### Records to use:
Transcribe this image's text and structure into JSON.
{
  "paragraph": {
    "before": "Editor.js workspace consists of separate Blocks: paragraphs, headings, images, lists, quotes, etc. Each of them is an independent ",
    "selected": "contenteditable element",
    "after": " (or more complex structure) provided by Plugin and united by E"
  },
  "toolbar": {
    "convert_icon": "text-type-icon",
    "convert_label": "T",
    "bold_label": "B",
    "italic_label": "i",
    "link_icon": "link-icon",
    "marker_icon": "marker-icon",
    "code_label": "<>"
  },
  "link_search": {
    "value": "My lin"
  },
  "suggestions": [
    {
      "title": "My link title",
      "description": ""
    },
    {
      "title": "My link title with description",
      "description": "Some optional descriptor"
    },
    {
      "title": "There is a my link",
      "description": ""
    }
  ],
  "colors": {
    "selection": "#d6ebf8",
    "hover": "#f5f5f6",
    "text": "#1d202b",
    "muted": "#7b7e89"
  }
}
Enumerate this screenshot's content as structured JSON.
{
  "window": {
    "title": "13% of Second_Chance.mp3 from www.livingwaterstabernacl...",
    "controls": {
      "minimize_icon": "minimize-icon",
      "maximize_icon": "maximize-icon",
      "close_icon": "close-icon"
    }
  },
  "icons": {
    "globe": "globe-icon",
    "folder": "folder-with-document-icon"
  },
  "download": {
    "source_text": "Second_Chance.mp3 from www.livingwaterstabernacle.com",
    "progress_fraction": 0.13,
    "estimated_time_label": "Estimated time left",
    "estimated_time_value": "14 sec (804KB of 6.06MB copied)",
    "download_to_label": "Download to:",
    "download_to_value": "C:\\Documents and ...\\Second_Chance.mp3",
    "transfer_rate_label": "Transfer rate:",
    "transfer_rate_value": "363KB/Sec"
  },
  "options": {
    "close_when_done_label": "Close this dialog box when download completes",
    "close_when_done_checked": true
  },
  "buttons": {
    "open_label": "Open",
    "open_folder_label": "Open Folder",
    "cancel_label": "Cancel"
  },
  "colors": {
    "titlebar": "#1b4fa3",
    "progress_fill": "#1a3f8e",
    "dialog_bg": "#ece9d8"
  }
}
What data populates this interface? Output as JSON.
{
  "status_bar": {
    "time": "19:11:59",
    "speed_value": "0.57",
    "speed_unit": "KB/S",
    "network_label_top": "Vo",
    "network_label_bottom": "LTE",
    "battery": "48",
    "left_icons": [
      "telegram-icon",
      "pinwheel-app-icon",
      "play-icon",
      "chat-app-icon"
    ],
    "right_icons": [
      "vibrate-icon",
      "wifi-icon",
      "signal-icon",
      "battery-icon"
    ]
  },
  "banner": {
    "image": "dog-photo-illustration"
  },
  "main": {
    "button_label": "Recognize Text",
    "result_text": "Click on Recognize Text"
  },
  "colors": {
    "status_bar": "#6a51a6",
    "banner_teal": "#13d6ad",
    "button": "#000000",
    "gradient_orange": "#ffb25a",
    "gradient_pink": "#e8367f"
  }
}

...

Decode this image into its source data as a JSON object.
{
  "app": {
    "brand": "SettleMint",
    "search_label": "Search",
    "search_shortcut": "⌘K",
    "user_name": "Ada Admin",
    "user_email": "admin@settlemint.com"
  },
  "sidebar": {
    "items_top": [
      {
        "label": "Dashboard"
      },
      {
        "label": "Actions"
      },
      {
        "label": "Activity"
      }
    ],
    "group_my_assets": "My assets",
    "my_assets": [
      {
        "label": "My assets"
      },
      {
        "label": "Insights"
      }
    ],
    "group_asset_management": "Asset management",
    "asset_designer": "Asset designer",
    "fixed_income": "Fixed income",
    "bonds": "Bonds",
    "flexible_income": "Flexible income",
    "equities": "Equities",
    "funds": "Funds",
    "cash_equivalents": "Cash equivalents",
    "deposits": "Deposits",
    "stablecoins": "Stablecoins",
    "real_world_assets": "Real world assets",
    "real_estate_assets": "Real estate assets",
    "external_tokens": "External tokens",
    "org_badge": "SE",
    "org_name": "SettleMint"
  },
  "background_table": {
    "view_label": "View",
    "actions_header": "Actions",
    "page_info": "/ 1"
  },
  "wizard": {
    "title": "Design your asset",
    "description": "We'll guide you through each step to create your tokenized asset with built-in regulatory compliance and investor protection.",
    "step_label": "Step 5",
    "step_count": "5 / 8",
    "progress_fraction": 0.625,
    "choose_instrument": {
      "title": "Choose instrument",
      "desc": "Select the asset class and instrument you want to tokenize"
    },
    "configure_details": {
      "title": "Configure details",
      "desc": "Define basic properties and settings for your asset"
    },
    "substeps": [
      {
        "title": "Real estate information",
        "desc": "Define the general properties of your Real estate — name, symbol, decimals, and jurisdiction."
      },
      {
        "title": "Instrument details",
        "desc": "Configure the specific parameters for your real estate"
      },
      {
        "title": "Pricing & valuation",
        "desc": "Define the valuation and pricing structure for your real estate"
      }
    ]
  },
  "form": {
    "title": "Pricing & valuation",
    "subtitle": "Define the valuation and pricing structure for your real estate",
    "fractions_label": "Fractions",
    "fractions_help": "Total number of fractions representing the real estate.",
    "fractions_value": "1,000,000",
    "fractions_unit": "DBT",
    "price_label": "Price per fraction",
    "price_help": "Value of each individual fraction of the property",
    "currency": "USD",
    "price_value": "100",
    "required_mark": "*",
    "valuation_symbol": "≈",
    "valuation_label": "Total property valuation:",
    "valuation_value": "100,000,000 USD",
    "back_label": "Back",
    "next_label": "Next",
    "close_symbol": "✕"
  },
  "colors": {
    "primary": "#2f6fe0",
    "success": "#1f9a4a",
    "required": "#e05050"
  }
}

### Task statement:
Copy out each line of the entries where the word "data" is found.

### Solution to this task:
What data populates this interface? Output as JSON.
Decode this image into its source data as a JSON object.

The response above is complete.